TASK TO CARRY OUT
Copy out the entries that follow. Leave none out.

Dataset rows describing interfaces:
..........
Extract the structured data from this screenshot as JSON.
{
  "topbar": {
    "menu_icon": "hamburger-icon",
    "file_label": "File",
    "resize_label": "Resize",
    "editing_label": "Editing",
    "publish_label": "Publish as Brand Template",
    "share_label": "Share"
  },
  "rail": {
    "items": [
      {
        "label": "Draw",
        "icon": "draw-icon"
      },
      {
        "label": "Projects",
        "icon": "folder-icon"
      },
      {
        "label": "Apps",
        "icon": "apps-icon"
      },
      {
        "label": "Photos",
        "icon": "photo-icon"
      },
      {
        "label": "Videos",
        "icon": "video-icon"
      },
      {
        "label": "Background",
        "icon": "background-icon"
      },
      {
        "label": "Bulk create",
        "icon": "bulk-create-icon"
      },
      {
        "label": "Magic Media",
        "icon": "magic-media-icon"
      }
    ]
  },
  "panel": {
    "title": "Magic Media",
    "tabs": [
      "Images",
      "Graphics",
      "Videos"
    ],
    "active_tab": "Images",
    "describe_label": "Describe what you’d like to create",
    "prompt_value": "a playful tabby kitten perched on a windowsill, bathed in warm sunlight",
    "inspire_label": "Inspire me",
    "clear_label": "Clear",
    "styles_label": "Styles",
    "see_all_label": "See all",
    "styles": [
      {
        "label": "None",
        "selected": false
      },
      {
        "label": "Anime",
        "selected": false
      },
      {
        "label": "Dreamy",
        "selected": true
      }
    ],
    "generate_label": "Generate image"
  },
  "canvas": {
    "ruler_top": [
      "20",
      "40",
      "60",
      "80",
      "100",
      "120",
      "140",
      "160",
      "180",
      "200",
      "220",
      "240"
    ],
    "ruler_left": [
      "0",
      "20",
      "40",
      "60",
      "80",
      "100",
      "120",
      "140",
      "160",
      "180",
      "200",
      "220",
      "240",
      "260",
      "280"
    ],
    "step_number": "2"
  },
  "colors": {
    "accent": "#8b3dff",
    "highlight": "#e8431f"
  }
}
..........
EXERCISE RESPONSE
Extract the structured data from this screenshot as JSON.
{
  "topbar": {
    "menu_icon": "hamburger-icon",
    "file_label": "File",
    "resize_label": "Resize",
    "editing_label": "Editing",
    "publish_label": "Publish as Brand Template",
    "share_label": "Share"
  },
  "rail": {
    "items": [
      {
        "label": "Draw",
        "icon": "draw-icon"
      },
      {
        "label": "Projects",
        "icon": "folder-icon"
      },
      {
        "label": "Apps",
        "icon": "apps-icon"
      },
      {
        "label": "Photos",
        "icon": "photo-icon"
      },
      {
        "label": "Videos",
        "icon": "video-icon"
      },
      {
        "label": "Background",
        "icon": "background-icon"
      },
      {
        "label": "Bulk create",
        "icon": "bulk-create-icon"
      },
      {
        "label": "Magic Media",
        "icon": "magic-media-icon"
      }
    ]
  },
  "panel": {
    "title": "Magic Media",
    "tabs": [
      "Images",
      "Graphics",
      "Videos"
    ],
    "active_tab": "Images",
    "describe_label": "Describe what you’d like to create",
    "prompt_value": "a playful tabby kitten perched on a windowsill, bathed in warm sunlight",
    "inspire_label": "Inspire me",
    "clear_label": "Clear",
    "styles_label": "Styles",
    "see_all_label": "See all",
    "styles": [
      {
        "label": "None",
        "selected": false
      },
      {
        "label": "Anime",
        "selected": false
      },
      {
        "label": "Dreamy",
        "selected": true
      }
    ],
    "generate_label": "Generate image"
  },
  "canvas": {
    "ruler_top": [
      "20",
      "40",
      "60",
      "80",
      "100",
      "120",
      "140",
      "160",
      "180",
      "200",
      "220",
      "240"
    ],
    "ruler_left": [
      "0",
      "20",
      "40",
      "60",
      "80",
      "100",
      "120",
      "140",
      "160",
      "180",
      "200",
      "220",
      "240",
      "260",
      "280"
    ],
    "step_number": "2"
  },
  "colors": {
    "accent": "#8b3dff",
    "highlight": "#e8431f"
  }
}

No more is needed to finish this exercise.